If a society does not value half of its population, the chances are that society and its leaders will not value international agreements or the rule of law.
Latest in Rule of Law
Using the Law to Advance Oppression: How Kazakhstan Presents a Veneer of Due Process to Silence Opposition
The Kazakhstan Parliament recently approved a draft law—theoretically designed to protect children and prevent cyberbullying.
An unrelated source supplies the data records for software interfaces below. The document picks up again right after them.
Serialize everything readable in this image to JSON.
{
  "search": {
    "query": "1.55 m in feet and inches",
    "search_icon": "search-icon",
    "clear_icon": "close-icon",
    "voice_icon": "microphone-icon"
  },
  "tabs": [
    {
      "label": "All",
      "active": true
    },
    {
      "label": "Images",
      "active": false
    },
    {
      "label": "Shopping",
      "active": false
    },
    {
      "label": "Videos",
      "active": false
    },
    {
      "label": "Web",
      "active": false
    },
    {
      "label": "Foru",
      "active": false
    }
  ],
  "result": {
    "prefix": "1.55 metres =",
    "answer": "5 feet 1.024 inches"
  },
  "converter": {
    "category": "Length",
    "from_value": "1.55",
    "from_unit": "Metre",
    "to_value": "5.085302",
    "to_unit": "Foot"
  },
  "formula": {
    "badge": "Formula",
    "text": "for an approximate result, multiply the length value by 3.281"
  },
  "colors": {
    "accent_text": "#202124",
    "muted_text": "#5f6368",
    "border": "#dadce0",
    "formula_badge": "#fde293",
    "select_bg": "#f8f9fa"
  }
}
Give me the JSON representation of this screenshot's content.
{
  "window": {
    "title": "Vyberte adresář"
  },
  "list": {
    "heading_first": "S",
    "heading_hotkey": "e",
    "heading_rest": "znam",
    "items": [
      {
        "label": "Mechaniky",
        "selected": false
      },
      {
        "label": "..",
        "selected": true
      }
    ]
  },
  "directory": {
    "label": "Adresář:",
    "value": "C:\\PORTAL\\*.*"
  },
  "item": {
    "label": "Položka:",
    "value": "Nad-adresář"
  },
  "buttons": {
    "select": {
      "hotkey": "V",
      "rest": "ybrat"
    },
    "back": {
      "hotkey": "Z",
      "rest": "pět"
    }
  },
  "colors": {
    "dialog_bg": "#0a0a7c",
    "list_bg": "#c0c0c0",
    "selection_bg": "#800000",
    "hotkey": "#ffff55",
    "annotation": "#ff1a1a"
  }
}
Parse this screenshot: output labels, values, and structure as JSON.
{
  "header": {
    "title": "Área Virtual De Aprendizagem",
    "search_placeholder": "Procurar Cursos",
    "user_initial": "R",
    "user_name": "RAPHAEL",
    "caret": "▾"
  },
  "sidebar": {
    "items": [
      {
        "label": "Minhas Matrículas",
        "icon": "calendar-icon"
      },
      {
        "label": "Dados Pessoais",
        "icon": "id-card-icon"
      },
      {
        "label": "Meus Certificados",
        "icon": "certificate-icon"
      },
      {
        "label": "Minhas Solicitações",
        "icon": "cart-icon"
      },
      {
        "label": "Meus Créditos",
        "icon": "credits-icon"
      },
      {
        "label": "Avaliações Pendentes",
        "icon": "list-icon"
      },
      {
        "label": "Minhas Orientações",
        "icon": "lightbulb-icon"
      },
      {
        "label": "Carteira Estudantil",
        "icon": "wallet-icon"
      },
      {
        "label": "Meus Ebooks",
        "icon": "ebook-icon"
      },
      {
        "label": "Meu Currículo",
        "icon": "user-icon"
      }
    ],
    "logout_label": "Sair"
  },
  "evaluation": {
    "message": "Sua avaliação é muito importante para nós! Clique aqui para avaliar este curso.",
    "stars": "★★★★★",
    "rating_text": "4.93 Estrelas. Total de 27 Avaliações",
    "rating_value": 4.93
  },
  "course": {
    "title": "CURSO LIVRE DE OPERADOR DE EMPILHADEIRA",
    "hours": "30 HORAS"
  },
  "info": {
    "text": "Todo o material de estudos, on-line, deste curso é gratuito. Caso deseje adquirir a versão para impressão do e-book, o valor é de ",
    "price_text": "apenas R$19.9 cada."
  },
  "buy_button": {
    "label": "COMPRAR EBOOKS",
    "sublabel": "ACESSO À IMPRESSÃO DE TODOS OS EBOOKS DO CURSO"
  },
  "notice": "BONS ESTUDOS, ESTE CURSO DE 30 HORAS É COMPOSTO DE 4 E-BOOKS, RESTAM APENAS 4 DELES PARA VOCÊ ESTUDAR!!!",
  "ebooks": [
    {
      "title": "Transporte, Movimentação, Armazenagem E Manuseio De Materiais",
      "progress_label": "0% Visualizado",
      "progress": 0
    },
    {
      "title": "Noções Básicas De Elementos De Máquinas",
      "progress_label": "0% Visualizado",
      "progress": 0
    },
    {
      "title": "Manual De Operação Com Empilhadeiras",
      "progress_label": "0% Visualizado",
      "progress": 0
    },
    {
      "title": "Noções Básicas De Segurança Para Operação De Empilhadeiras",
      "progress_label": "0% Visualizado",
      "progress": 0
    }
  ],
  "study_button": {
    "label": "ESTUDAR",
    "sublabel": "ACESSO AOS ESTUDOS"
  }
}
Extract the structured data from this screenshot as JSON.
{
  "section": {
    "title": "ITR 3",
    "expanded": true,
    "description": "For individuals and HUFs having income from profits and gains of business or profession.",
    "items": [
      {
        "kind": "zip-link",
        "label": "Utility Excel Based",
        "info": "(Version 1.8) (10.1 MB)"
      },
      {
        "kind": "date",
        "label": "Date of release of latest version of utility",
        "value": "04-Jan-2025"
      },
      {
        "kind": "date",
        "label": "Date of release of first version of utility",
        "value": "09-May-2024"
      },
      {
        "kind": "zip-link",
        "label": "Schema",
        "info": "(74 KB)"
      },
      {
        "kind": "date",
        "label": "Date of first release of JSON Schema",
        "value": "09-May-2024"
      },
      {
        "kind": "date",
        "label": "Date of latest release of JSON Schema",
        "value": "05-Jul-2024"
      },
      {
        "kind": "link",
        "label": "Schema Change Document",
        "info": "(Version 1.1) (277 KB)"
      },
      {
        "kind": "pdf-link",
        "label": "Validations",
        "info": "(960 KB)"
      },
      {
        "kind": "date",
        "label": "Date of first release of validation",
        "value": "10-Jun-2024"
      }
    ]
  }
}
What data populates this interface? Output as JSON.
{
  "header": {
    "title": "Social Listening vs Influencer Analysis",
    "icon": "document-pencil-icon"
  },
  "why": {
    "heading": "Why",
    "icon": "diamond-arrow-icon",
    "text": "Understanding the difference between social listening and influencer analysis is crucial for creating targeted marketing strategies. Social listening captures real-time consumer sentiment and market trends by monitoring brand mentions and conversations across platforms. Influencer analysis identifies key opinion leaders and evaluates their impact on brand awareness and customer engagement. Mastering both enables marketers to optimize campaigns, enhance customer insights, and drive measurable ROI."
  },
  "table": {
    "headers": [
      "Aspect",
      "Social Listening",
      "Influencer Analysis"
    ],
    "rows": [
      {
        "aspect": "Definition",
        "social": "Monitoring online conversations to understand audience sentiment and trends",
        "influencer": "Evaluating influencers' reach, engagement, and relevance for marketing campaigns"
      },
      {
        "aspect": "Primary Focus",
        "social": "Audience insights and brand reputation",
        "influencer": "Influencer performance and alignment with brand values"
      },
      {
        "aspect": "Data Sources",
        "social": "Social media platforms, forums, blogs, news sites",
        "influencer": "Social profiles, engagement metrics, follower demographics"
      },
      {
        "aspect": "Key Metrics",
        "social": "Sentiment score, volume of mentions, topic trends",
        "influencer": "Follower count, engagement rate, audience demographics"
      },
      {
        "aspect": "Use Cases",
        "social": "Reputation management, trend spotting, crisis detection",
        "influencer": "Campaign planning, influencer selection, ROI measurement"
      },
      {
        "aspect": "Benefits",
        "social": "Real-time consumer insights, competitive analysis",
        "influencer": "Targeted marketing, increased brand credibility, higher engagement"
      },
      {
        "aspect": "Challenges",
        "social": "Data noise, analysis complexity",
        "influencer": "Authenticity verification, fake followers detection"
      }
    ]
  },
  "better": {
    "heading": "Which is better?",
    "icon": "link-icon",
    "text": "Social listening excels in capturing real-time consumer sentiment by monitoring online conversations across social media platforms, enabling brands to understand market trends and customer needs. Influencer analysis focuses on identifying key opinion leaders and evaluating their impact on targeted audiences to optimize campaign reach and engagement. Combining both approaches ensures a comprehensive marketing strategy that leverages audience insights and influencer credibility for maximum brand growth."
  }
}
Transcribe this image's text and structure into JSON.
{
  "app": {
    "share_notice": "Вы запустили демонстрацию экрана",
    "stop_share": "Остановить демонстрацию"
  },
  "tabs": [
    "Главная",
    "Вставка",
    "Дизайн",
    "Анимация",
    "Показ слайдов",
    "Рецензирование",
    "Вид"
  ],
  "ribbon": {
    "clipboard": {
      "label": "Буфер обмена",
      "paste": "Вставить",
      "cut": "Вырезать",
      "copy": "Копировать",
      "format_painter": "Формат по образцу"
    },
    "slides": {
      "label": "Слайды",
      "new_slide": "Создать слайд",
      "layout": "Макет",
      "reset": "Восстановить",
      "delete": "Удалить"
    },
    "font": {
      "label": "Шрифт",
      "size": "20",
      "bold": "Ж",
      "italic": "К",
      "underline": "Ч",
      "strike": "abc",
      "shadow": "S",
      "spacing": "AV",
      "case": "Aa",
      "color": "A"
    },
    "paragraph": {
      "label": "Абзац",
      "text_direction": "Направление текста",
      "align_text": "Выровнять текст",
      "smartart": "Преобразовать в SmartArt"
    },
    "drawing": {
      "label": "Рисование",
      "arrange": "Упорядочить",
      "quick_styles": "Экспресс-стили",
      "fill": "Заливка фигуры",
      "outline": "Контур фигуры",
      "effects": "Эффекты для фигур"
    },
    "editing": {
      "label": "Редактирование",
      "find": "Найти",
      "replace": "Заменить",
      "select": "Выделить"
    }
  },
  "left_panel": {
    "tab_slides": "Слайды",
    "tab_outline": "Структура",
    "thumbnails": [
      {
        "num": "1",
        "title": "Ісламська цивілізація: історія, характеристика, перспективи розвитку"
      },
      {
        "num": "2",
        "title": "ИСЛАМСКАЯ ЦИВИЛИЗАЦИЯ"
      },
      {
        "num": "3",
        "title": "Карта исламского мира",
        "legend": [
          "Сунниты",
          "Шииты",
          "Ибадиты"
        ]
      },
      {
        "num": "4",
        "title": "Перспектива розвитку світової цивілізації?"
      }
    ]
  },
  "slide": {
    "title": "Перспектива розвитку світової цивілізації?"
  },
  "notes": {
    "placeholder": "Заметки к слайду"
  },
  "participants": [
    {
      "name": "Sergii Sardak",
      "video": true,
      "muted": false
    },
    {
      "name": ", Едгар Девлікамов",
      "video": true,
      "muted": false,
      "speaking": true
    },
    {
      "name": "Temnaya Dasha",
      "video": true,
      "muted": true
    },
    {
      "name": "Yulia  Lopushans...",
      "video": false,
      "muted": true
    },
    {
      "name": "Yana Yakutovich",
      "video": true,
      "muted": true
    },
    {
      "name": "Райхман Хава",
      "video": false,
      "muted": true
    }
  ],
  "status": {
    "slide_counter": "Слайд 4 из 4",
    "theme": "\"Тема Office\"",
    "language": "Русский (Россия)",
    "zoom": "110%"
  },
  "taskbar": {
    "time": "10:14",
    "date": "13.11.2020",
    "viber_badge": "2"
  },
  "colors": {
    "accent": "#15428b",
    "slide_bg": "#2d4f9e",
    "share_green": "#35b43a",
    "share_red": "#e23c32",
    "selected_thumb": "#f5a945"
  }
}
But, in practice, the law allows the government, already infamous for its persecution of political opponents, to limit criticism of itself.
D.C. District Court Judges have handled the Jan. 6 cases in a way that exemplifies Chief Justice Roberts's defense of the "independent judiciary" as "something we should all be thankful for.”
Cuomo’s resignation says something important about the Democratic Party’s commitment to anti-authoritarianism.
One case case may mark an ominous turning point for human rights and rule of law in Hong Kong.
A recent African Court decision suggests trouble for human rights icon Paul Rusesabagina and the rule of law in Rwanda and the rest of Africa.
Before Donald Trump secured the Republican Party nomination in the summer of 2016, Lawfare and others hosted articles expressing concern about the potential impact of a Trump presidency on national-security and law-enforcement institutions—often focusing on the dilemma of whether o
There is reason to question the independence of the Polish judiciary; over the past two years, Polish legislature has adopted more than 13 laws that arguably place the courts in the control of the ruling political majority.